Omit every picture and write out the rest of the records exactly.
────────────────────
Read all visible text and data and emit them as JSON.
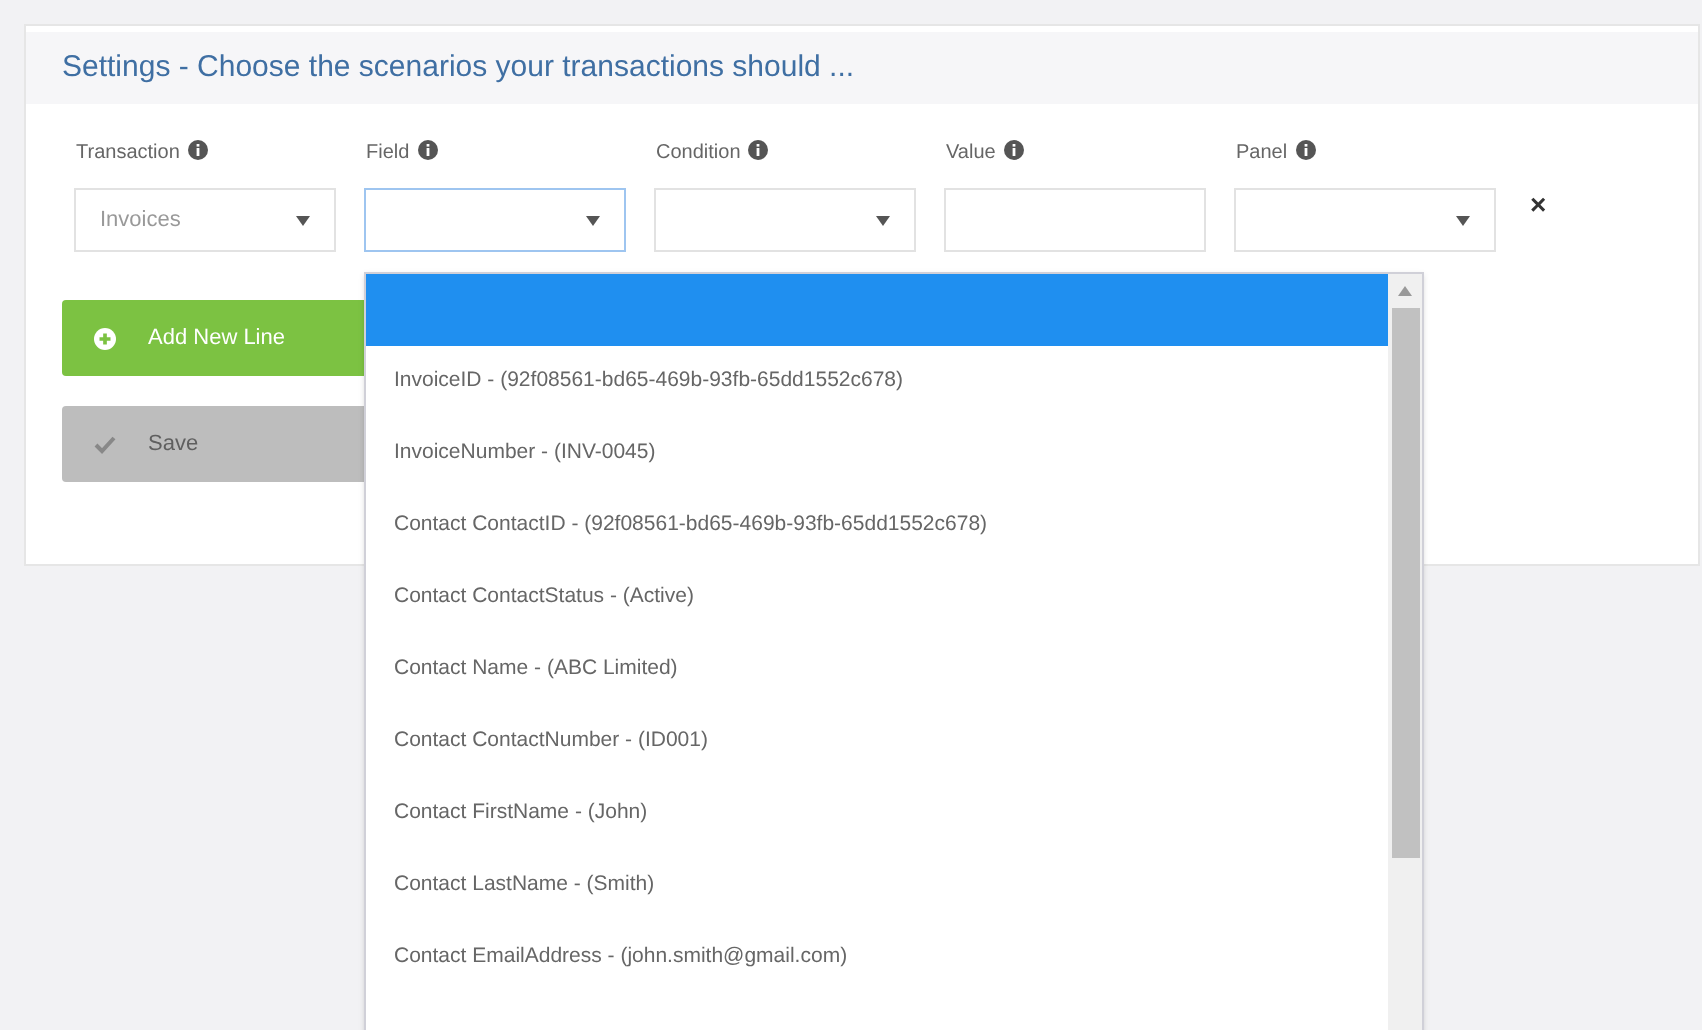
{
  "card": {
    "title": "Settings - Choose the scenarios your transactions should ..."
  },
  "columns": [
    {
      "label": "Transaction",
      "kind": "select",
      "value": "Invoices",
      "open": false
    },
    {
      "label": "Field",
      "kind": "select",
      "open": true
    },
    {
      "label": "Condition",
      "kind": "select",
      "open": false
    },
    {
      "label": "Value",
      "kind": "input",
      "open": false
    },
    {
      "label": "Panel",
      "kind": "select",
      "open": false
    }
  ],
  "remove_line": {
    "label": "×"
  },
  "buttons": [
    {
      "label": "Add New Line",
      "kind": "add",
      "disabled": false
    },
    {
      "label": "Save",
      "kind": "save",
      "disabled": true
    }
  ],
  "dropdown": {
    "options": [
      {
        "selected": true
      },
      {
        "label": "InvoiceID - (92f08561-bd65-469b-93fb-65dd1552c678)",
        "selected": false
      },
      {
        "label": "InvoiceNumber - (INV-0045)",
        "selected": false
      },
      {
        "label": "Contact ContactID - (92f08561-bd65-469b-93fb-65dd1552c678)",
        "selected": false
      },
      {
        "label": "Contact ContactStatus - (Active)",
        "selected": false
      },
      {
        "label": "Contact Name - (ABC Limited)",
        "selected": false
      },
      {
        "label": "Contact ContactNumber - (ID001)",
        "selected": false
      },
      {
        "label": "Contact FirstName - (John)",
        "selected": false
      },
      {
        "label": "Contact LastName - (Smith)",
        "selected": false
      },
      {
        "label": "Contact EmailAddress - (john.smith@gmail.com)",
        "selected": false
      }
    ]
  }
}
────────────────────
**Worked solution**
Read all visible text and data and emit them as JSON.
{
  "card": {
    "title": "Settings - Choose the scenarios your transactions should ..."
  },
  "columns": [
    {
      "label": "Transaction",
      "kind": "select",
      "value": "Invoices",
      "open": false
    },
    {
      "label": "Field",
      "kind": "select",
      "open": true
    },
    {
      "label": "Condition",
      "kind": "select",
      "open": false
    },
    {
      "label": "Value",
      "kind": "input",
      "open": false
    },
    {
      "label": "Panel",
      "kind": "select",
      "open": false
    }
  ],
  "remove_line": {
    "label": "×"
  },
  "buttons": [
    {
      "label": "Add New Line",
      "kind": "add",
      "disabled": false
    },
    {
      "label": "Save",
      "kind": "save",
      "disabled": true
    }
  ],
  "dropdown": {
    "options": [
      {
        "selected": true
      },
      {
        "label": "InvoiceID - (92f08561-bd65-469b-93fb-65dd1552c678)",
        "selected": false
      },
      {
        "label": "InvoiceNumber - (INV-0045)",
        "selected": false
      },
      {
        "label": "Contact ContactID - (92f08561-bd65-469b-93fb-65dd1552c678)",
        "selected": false
      },
      {
        "label": "Contact ContactStatus - (Active)",
        "selected": false
      },
      {
        "label": "Contact Name - (ABC Limited)",
        "selected": false
      },
      {
        "label": "Contact ContactNumber - (ID001)",
        "selected": false
      },
      {
        "label": "Contact FirstName - (John)",
        "selected": false
      },
      {
        "label": "Contact LastName - (Smith)",
        "selected": false
      },
      {
        "label": "Contact EmailAddress - (john.smith@gmail.com)",
        "selected": false
      }
    ]
  }
}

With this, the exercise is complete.